Data records for software interfaces:
==================================================

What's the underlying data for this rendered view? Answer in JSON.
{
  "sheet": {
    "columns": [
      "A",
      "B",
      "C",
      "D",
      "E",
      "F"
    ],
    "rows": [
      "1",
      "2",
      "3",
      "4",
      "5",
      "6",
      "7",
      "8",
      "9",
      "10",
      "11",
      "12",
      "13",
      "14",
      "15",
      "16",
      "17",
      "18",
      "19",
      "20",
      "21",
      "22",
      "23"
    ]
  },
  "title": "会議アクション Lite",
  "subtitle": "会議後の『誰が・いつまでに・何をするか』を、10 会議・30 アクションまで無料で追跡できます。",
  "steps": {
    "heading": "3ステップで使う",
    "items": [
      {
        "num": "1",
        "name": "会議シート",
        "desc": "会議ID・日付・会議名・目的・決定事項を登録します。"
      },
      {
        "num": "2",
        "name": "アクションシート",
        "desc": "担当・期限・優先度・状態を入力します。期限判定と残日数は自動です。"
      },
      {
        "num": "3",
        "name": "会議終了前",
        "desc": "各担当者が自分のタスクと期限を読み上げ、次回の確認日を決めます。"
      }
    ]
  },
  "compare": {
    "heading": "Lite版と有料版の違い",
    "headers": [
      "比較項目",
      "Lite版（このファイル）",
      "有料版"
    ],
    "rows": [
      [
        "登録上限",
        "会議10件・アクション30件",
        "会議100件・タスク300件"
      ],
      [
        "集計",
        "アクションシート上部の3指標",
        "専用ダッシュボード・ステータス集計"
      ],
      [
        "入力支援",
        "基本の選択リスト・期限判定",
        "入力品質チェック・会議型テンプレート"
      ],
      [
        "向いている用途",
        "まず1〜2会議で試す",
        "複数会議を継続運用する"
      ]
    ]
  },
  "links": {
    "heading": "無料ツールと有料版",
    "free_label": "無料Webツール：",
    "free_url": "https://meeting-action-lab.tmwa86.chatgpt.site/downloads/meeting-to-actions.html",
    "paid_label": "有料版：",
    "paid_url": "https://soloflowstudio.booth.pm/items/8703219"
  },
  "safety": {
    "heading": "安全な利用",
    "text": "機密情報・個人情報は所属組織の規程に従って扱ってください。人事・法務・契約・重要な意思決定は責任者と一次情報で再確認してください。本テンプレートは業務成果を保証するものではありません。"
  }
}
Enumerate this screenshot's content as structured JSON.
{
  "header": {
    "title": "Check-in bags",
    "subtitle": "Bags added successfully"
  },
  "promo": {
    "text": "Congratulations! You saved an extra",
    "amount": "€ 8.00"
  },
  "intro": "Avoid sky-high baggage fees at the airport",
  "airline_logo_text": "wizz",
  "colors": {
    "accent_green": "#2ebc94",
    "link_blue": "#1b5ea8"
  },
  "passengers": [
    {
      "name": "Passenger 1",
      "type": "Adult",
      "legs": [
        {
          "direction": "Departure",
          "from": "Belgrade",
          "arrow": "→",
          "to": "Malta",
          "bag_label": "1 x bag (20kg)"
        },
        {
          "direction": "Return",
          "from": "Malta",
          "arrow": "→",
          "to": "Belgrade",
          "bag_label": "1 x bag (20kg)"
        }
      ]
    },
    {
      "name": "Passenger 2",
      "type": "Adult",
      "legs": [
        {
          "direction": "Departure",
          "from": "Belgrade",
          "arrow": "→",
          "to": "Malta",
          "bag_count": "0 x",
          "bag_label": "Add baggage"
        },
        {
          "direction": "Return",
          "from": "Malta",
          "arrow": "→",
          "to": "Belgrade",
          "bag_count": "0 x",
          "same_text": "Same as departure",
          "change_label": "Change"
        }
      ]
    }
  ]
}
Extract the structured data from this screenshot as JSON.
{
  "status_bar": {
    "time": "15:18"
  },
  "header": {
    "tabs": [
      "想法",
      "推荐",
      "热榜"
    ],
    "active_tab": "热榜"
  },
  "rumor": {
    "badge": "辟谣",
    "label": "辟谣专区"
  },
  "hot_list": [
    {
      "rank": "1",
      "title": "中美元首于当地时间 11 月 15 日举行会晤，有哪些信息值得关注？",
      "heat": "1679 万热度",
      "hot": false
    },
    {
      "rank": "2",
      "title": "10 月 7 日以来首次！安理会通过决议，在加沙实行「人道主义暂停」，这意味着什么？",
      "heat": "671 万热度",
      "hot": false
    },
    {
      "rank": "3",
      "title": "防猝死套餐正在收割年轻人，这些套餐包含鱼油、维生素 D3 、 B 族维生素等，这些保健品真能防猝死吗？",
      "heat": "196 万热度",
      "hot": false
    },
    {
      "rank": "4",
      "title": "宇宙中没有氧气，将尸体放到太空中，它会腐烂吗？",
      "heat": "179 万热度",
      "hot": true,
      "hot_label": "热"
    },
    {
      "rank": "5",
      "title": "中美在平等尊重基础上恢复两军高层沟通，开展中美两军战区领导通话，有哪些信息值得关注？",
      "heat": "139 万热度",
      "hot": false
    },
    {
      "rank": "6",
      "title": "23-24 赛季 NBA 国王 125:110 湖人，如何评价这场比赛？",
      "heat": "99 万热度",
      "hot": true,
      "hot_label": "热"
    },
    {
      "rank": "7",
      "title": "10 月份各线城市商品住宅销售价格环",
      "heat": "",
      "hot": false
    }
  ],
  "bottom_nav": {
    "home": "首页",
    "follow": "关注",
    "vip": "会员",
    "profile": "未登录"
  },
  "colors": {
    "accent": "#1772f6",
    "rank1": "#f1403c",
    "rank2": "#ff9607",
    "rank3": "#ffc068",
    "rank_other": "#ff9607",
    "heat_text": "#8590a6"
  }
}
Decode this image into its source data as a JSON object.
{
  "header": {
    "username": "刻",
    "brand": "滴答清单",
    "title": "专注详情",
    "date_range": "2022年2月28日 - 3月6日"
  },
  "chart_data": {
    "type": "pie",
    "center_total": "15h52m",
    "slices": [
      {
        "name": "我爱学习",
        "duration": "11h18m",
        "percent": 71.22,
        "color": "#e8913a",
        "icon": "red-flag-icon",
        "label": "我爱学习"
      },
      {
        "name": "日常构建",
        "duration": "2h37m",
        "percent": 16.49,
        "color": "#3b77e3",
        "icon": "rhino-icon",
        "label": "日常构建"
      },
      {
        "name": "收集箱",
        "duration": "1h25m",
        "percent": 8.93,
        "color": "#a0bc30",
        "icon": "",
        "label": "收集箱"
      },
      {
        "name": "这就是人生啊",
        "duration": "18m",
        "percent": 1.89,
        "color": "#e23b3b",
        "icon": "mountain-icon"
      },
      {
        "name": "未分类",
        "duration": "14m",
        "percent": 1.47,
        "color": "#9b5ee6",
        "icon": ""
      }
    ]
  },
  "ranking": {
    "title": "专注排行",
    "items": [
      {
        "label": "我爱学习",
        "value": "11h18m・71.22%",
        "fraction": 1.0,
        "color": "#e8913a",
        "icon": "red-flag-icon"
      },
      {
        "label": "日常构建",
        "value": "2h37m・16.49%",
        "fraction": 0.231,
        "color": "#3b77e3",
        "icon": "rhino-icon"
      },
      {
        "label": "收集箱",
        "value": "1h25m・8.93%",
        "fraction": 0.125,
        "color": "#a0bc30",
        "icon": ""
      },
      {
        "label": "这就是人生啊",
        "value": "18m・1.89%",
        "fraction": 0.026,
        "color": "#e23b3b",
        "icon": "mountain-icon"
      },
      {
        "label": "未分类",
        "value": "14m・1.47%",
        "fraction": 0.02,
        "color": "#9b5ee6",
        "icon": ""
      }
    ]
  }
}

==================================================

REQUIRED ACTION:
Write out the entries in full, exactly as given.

EXERCISE RESPONSE:
What's the underlying data for this rendered view? Answer in JSON.
{
  "sheet": {
    "columns": [
      "A",
      "B",
      "C",
      "D",
      "E",
      "F"
    ],
    "rows": [
      "1",
      "2",
      "3",
      "4",
      "5",
      "6",
      "7",
      "8",
      "9",
      "10",
      "11",
      "12",
      "13",
      "14",
      "15",
      "16",
      "17",
      "18",
      "19",
      "20",
      "21",
      "22",
      "23"
    ]
  },
  "title": "会議アクション Lite",
  "subtitle": "会議後の『誰が・いつまでに・何をするか』を、10 会議・30 アクションまで無料で追跡できます。",
  "steps": {
    "heading": "3ステップで使う",
    "items": [
      {
        "num": "1",
        "name": "会議シート",
        "desc": "会議ID・日付・会議名・目的・決定事項を登録します。"
      },
      {
        "num": "2",
        "name": "アクションシート",
        "desc": "担当・期限・優先度・状態を入力します。期限判定と残日数は自動です。"
      },
      {
        "num": "3",
        "name": "会議終了前",
        "desc": "各担当者が自分のタスクと期限を読み上げ、次回の確認日を決めます。"
      }
    ]
  },
  "compare": {
    "heading": "Lite版と有料版の違い",
    "headers": [
      "比較項目",
      "Lite版（このファイル）",
      "有料版"
    ],
    "rows": [
      [
        "登録上限",
        "会議10件・アクション30件",
        "会議100件・タスク300件"
      ],
      [
        "集計",
        "アクションシート上部の3指標",
        "専用ダッシュボード・ステータス集計"
      ],
      [
        "入力支援",
        "基本の選択リスト・期限判定",
        "入力品質チェック・会議型テンプレート"
      ],
      [
        "向いている用途",
        "まず1〜2会議で試す",
        "複数会議を継続運用する"
      ]
    ]
  },
  "links": {
    "heading": "無料ツールと有料版",
    "free_label": "無料Webツール：",
    "free_url": "https://meeting-action-lab.tmwa86.chatgpt.site/downloads/meeting-to-actions.html",
    "paid_label": "有料版：",
    "paid_url": "https://soloflowstudio.booth.pm/items/8703219"
  },
  "safety": {
    "heading": "安全な利用",
    "text": "機密情報・個人情報は所属組織の規程に従って扱ってください。人事・法務・契約・重要な意思決定は責任者と一次情報で再確認してください。本テンプレートは業務成果を保証するものではありません。"
  }
}
Enumerate this screenshot's content as structured JSON.
{
  "header": {
    "title": "Check-in bags",
    "subtitle": "Bags added successfully"
  },
  "promo": {
    "text": "Congratulations! You saved an extra",
    "amount": "€ 8.00"
  },
  "intro": "Avoid sky-high baggage fees at the airport",
  "airline_logo_text": "wizz",
  "colors": {
    "accent_green": "#2ebc94",
    "link_blue": "#1b5ea8"
  },
  "passengers": [
    {
      "name": "Passenger 1",
      "type": "Adult",
      "legs": [
        {
          "direction": "Departure",
          "from": "Belgrade",
          "arrow": "→",
          "to": "Malta",
          "bag_label": "1 x bag (20kg)"
        },
        {
          "direction": "Return",
          "from": "Malta",
          "arrow": "→",
          "to": "Belgrade",
          "bag_label": "1 x bag (20kg)"
        }
      ]
    },
    {
      "name": "Passenger 2",
      "type": "Adult",
      "legs": [
        {
          "direction": "Departure",
          "from": "Belgrade",
          "arrow": "→",
          "to": "Malta",
          "bag_count": "0 x",
          "bag_label": "Add baggage"
        },
        {
          "direction": "Return",
          "from": "Malta",
          "arrow": "→",
          "to": "Belgrade",
          "bag_count": "0 x",
          "same_text": "Same as departure",
          "change_label": "Change"
        }
      ]
    }
  ]
}
Extract the structured data from this screenshot as JSON.
{
  "status_bar": {
    "time": "15:18"
  },
  "header": {
    "tabs": [
      "想法",
      "推荐",
      "热榜"
    ],
    "active_tab": "热榜"
  },
  "rumor": {
    "badge": "辟谣",
    "label": "辟谣专区"
  },
  "hot_list": [
    {
      "rank": "1",
      "title": "中美元首于当地时间 11 月 15 日举行会晤，有哪些信息值得关注？",
      "heat": "1679 万热度",
      "hot": false
    },
    {
      "rank": "2",
      "title": "10 月 7 日以来首次！安理会通过决议，在加沙实行「人道主义暂停」，这意味着什么？",
      "heat": "671 万热度",
      "hot": false
    },
    {
      "rank": "3",
      "title": "防猝死套餐正在收割年轻人，这些套餐包含鱼油、维生素 D3 、 B 族维生素等，这些保健品真能防猝死吗？",
      "heat": "196 万热度",
      "hot": false
    },
    {
      "rank": "4",
      "title": "宇宙中没有氧气，将尸体放到太空中，它会腐烂吗？",
      "heat": "179 万热度",
      "hot": true,
      "hot_label": "热"
    },
    {
      "rank": "5",
      "title": "中美在平等尊重基础上恢复两军高层沟通，开展中美两军战区领导通话，有哪些信息值得关注？",
      "heat": "139 万热度",
      "hot": false
    },
    {
      "rank": "6",
      "title": "23-24 赛季 NBA 国王 125:110 湖人，如何评价这场比赛？",
      "heat": "99 万热度",
      "hot": true,
      "hot_label": "热"
    },
    {
      "rank": "7",
      "title": "10 月份各线城市商品住宅销售价格环",
      "heat": "",
      "hot": false
    }
  ],
  "bottom_nav": {
    "home": "首页",
    "follow": "关注",
    "vip": "会员",
    "profile": "未登录"
  },
  "colors": {
    "accent": "#1772f6",
    "rank1": "#f1403c",
    "rank2": "#ff9607",
    "rank3": "#ffc068",
    "rank_other": "#ff9607",
    "heat_text": "#8590a6"
  }
}
Decode this image into its source data as a JSON object.
{
  "header": {
    "username": "刻",
    "brand": "滴答清单",
    "title": "专注详情",
    "date_range": "2022年2月28日 - 3月6日"
  },
  "chart_data": {
    "type": "pie",
    "center_total": "15h52m",
    "slices": [
      {
        "name": "我爱学习",
        "duration": "11h18m",
        "percent": 71.22,
        "color": "#e8913a",
        "icon": "red-flag-icon",
        "label": "我爱学习"
      },
      {
        "name": "日常构建",
        "duration": "2h37m",
        "percent": 16.49,
        "color": "#3b77e3",
        "icon": "rhino-icon",
        "label": "日常构建"
      },
      {
        "name": "收集箱",
        "duration": "1h25m",
        "percent": 8.93,
        "color": "#a0bc30",
        "icon": "",
        "label": "收集箱"
      },
      {
        "name": "这就是人生啊",
        "duration": "18m",
        "percent": 1.89,
        "color": "#e23b3b",
        "icon": "mountain-icon"
      },
      {
        "name": "未分类",
        "duration": "14m",
        "percent": 1.47,
        "color": "#9b5ee6",
        "icon": ""
      }
    ]
  },
  "ranking": {
    "title": "专注排行",
    "items": [
      {
        "label": "我爱学习",
        "value": "11h18m・71.22%",
        "fraction": 1.0,
        "color": "#e8913a",
        "icon": "red-flag-icon"
      },
      {
        "label": "日常构建",
        "value": "2h37m・16.49%",
        "fraction": 0.231,
        "color": "#3b77e3",
        "icon": "rhino-icon"
      },
      {
        "label": "收集箱",
        "value": "1h25m・8.93%",
        "fraction": 0.125,
        "color": "#a0bc30",
        "icon": ""
      },
      {
        "label": "这就是人生啊",
        "value": "18m・1.89%",
        "fraction": 0.026,
        "color": "#e23b3b",
        "icon": "mountain-icon"
      },
      {
        "label": "未分类",
        "value": "14m・1.47%",
        "fraction": 0.02,
        "color": "#9b5ee6",
        "icon": ""
      }
    ]
  }
}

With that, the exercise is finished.